Start of Block

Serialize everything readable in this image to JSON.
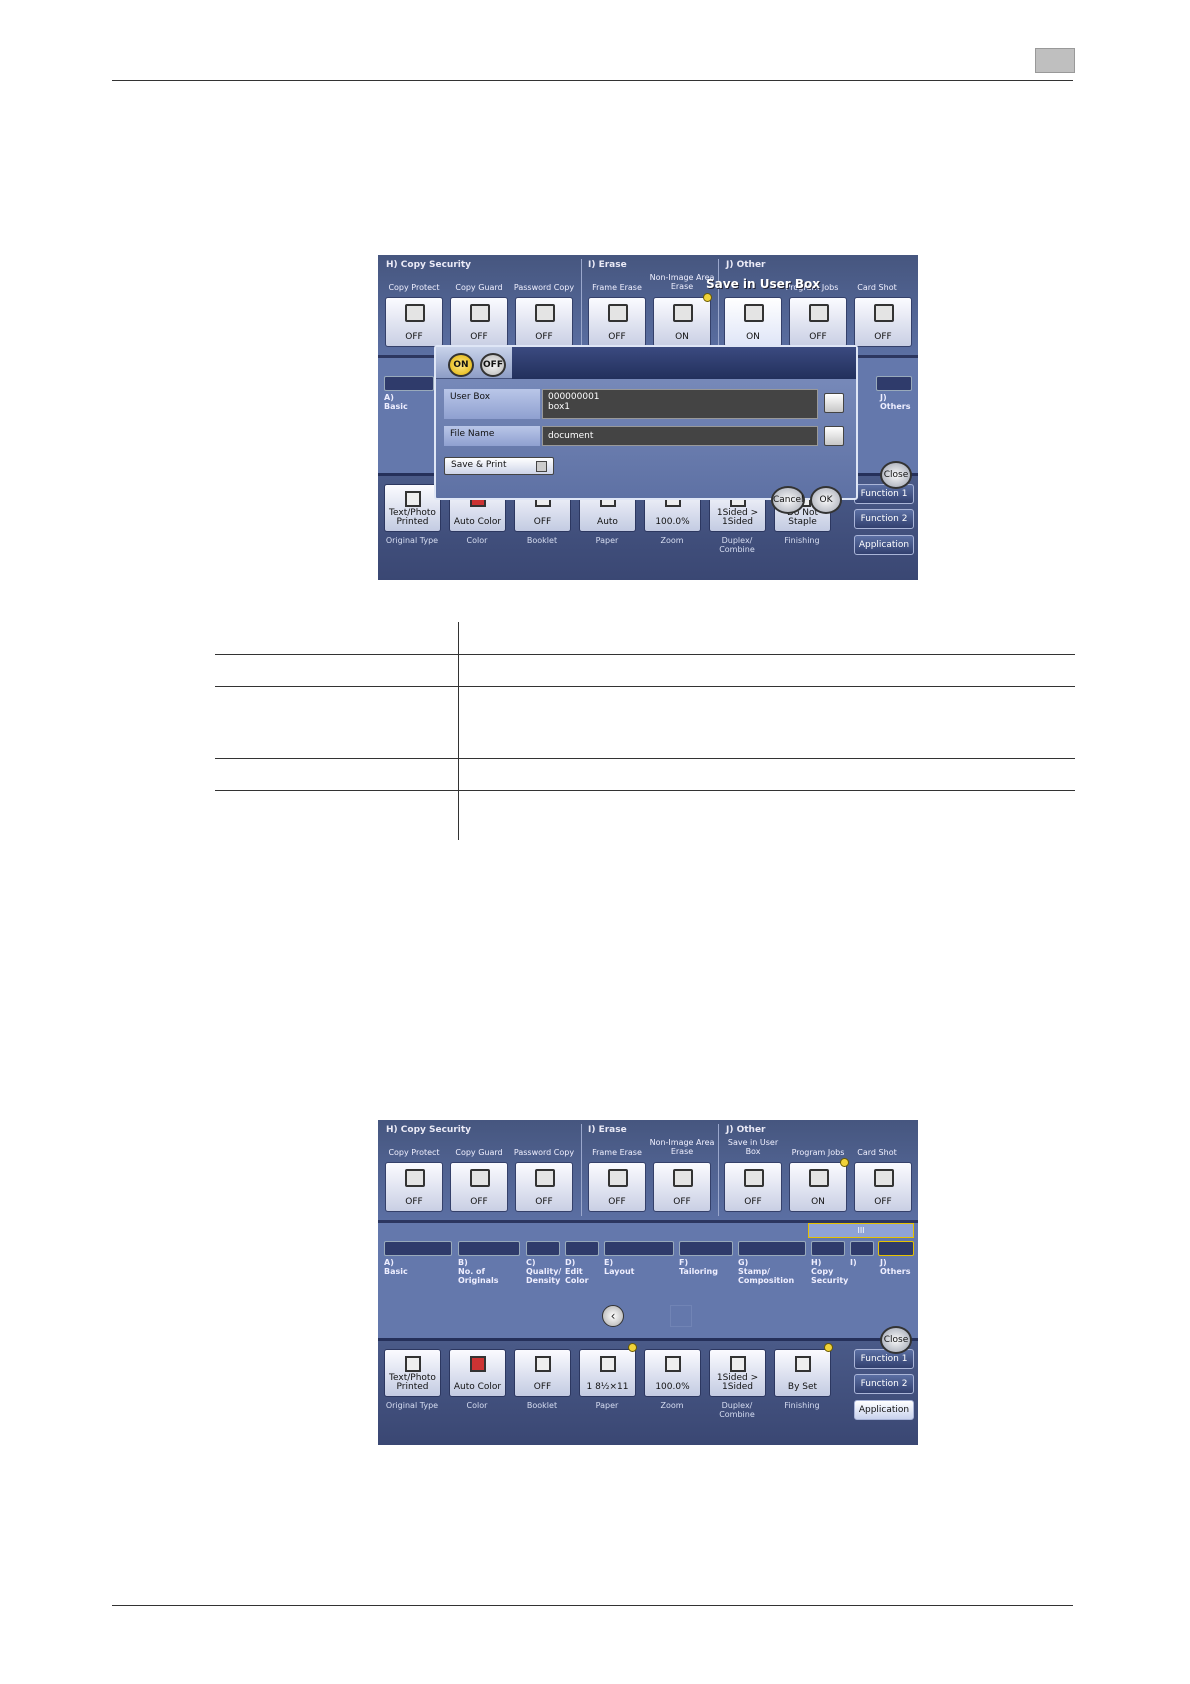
{
  "shot1": {
    "groups": {
      "h": "H)   Copy Security",
      "i": "I)   Erase",
      "j": "J)   Other"
    },
    "functions": [
      {
        "label": "Copy Protect",
        "value": "OFF"
      },
      {
        "label": "Copy Guard",
        "value": "OFF"
      },
      {
        "label": "Password Copy",
        "value": "OFF"
      },
      {
        "label": "Frame Erase",
        "value": "OFF"
      },
      {
        "label": "Non-Image Area Erase",
        "value": "ON"
      },
      {
        "label": "Save in User Box",
        "value": "ON"
      },
      {
        "label": "Program Jobs",
        "value": "OFF"
      },
      {
        "label": "Card Shot",
        "value": "OFF"
      }
    ],
    "dialog": {
      "title": "Save in User Box",
      "on_label": "ON",
      "off_label": "OFF",
      "user_box_label": "User Box",
      "user_box_number": "000000001",
      "user_box_name": "box1",
      "file_name_label": "File Name",
      "file_name_value": "document",
      "save_print_label": "Save & Print",
      "cancel": "Cancel",
      "ok": "OK"
    },
    "mid_left": {
      "code": "A)",
      "name": "Basic"
    },
    "mid_right": {
      "code": "J)",
      "name": "Others"
    }
  },
  "shot2": {
    "groups": {
      "h": "H)   Copy Security",
      "i": "I)   Erase",
      "j": "J)   Other"
    },
    "functions": [
      {
        "label": "Copy Protect",
        "value": "OFF"
      },
      {
        "label": "Copy Guard",
        "value": "OFF"
      },
      {
        "label": "Password Copy",
        "value": "OFF"
      },
      {
        "label": "Frame Erase",
        "value": "OFF"
      },
      {
        "label": "Non-Image Area Erase",
        "value": "OFF"
      },
      {
        "label": "Save in User Box",
        "value": "OFF"
      },
      {
        "label": "Program Jobs",
        "value": "ON"
      },
      {
        "label": "Card Shot",
        "value": "OFF"
      }
    ],
    "tabs": [
      {
        "code": "A)",
        "name": "Basic"
      },
      {
        "code": "B)",
        "name": "No. of Originals"
      },
      {
        "code": "C)",
        "name": "Quality/ Density"
      },
      {
        "code": "D)",
        "name": "Edit Color"
      },
      {
        "code": "E)",
        "name": "Layout"
      },
      {
        "code": "F)",
        "name": "Tailoring"
      },
      {
        "code": "G)",
        "name": "Stamp/ Composition"
      },
      {
        "code": "H)",
        "name": "Copy Security"
      },
      {
        "code": "I)",
        "name": ""
      },
      {
        "code": "J)",
        "name": "Others"
      }
    ],
    "scroll_indicator": "III"
  },
  "bottom1": [
    {
      "value": "Text/Photo Printed",
      "label": "Original Type"
    },
    {
      "value": "Auto Color",
      "label": "Color"
    },
    {
      "value": "OFF",
      "label": "Booklet"
    },
    {
      "value": "Auto",
      "label": "Paper"
    },
    {
      "value": "100.0%",
      "label": "Zoom"
    },
    {
      "value": "1Sided > 1Sided",
      "label": "Duplex/ Combine"
    },
    {
      "value": "Do Not Staple",
      "label": "Finishing"
    }
  ],
  "bottom2": [
    {
      "value": "Text/Photo Printed",
      "label": "Original Type"
    },
    {
      "value": "Auto Color",
      "label": "Color"
    },
    {
      "value": "OFF",
      "label": "Booklet"
    },
    {
      "value": "1 8½×11",
      "label": "Paper"
    },
    {
      "value": "100.0%",
      "label": "Zoom"
    },
    {
      "value": "1Sided > 1Sided",
      "label": "Duplex/ Combine"
    },
    {
      "value": "By Set",
      "label": "Finishing"
    }
  ],
  "side": {
    "close": "Close",
    "function1": "Function 1",
    "function2": "Function 2",
    "application": "Application"
  }
}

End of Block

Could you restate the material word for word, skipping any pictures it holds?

Serialize everything readable in this image to JSON.
{
  "shot1": {
    "groups": {
      "h": "H)   Copy Security",
      "i": "I)   Erase",
      "j": "J)   Other"
    },
    "functions": [
      {
        "label": "Copy Protect",
        "value": "OFF"
      },
      {
        "label": "Copy Guard",
        "value": "OFF"
      },
      {
        "label": "Password Copy",
        "value": "OFF"
      },
      {
        "label": "Frame Erase",
        "value": "OFF"
      },
      {
        "label": "Non-Image Area Erase",
        "value": "ON"
      },
      {
        "label": "Save in User Box",
        "value": "ON"
      },
      {
        "label": "Program Jobs",
        "value": "OFF"
      },
      {
        "label": "Card Shot",
        "value": "OFF"
      }
    ],
    "dialog": {
      "title": "Save in User Box",
      "on_label": "ON",
      "off_label": "OFF",
      "user_box_label": "User Box",
      "user_box_number": "000000001",
      "user_box_name": "box1",
      "file_name_label": "File Name",
      "file_name_value": "document",
      "save_print_label": "Save & Print",
      "cancel": "Cancel",
      "ok": "OK"
    },
    "mid_left": {
      "code": "A)",
      "name": "Basic"
    },
    "mid_right": {
      "code": "J)",
      "name": "Others"
    }
  },
  "shot2": {
    "groups": {
      "h": "H)   Copy Security",
      "i": "I)   Erase",
      "j": "J)   Other"
    },
    "functions": [
      {
        "label": "Copy Protect",
        "value": "OFF"
      },
      {
        "label": "Copy Guard",
        "value": "OFF"
      },
      {
        "label": "Password Copy",
        "value": "OFF"
      },
      {
        "label": "Frame Erase",
        "value": "OFF"
      },
      {
        "label": "Non-Image Area Erase",
        "value": "OFF"
      },
      {
        "label": "Save in User Box",
        "value": "OFF"
      },
      {
        "label": "Program Jobs",
        "value": "ON"
      },
      {
        "label": "Card Shot",
        "value": "OFF"
      }
    ],
    "tabs": [
      {
        "code": "A)",
        "name": "Basic"
      },
      {
        "code": "B)",
        "name": "No. of Originals"
      },
      {
        "code": "C)",
        "name": "Quality/ Density"
      },
      {
        "code": "D)",
        "name": "Edit Color"
      },
      {
        "code": "E)",
        "name": "Layout"
      },
      {
        "code": "F)",
        "name": "Tailoring"
      },
      {
        "code": "G)",
        "name": "Stamp/ Composition"
      },
      {
        "code": "H)",
        "name": "Copy Security"
      },
      {
        "code": "I)",
        "name": ""
      },
      {
        "code": "J)",
        "name": "Others"
      }
    ],
    "scroll_indicator": "III"
  },
  "bottom1": [
    {
      "value": "Text/Photo Printed",
      "label": "Original Type"
    },
    {
      "value": "Auto Color",
      "label": "Color"
    },
    {
      "value": "OFF",
      "label": "Booklet"
    },
    {
      "value": "Auto",
      "label": "Paper"
    },
    {
      "value": "100.0%",
      "label": "Zoom"
    },
    {
      "value": "1Sided > 1Sided",
      "label": "Duplex/ Combine"
    },
    {
      "value": "Do Not Staple",
      "label": "Finishing"
    }
  ],
  "bottom2": [
    {
      "value": "Text/Photo Printed",
      "label": "Original Type"
    },
    {
      "value": "Auto Color",
      "label": "Color"
    },
    {
      "value": "OFF",
      "label": "Booklet"
    },
    {
      "value": "1 8½×11",
      "label": "Paper"
    },
    {
      "value": "100.0%",
      "label": "Zoom"
    },
    {
      "value": "1Sided > 1Sided",
      "label": "Duplex/ Combine"
    },
    {
      "value": "By Set",
      "label": "Finishing"
    }
  ],
  "side": {
    "close": "Close",
    "function1": "Function 1",
    "function2": "Function 2",
    "application": "Application"
  }
}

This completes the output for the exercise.